draw the line at, to

draw the line at

Refuse to go any further than, as in I draw the line at giving them more money. This expression alludes to a line drawn at a stopping point of some kind. [Late 1700s]
See also: draw, line

draw the (or a) line at

set a limit of what you are willing to do or accept, beyond which you will not go.
1995 Kate Atkinson Behind the Scenes at the Museum She even manages to persuade Gillian not to cheat…although Gillian draws the line at not screaming when she loses.
See also: draw, line

draw the line at, to

To set a specific limit, particularly on one’s behavior. This expression, heard in such contexts as “He drew the line at outright cheating,” comes from drawing some sort of boundary, but no one is quite certain as to what kind.
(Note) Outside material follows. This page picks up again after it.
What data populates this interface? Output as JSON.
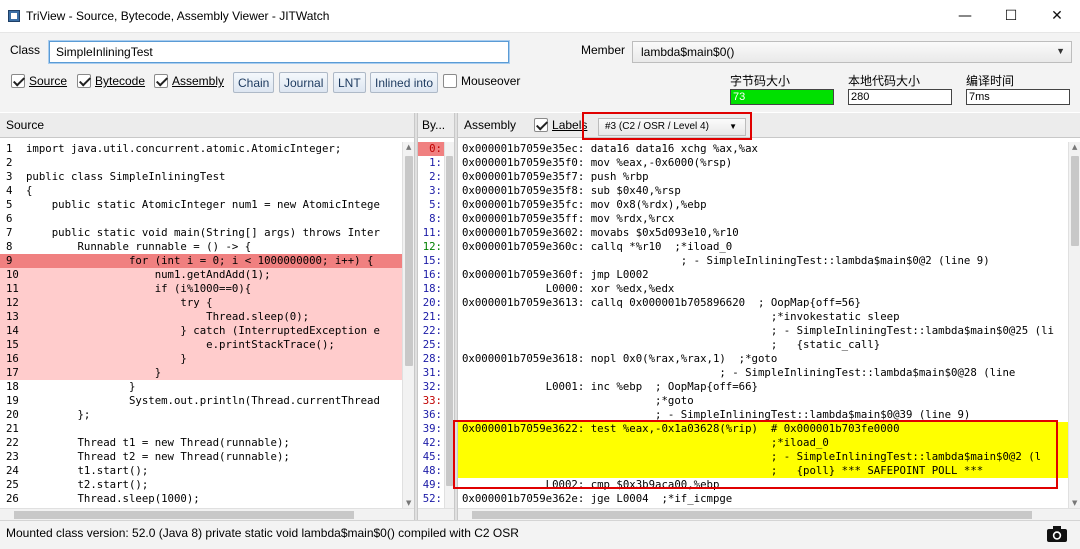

Some speculate it comes from the early game of court tennis, in which the court had no specific dimensions and the players had to draw their own lines. Others believe it signified a line cut by a plow across a field to designate the property boundary. The term was used figuratively from the late eighteenth century on and was probably a cliché by the time W. S. Gilbert wrote, “I attach but little value to rank or wealth, but the line must be drawn somewhere” (H.M.S. Pinafore, Act I).
See also: draw, line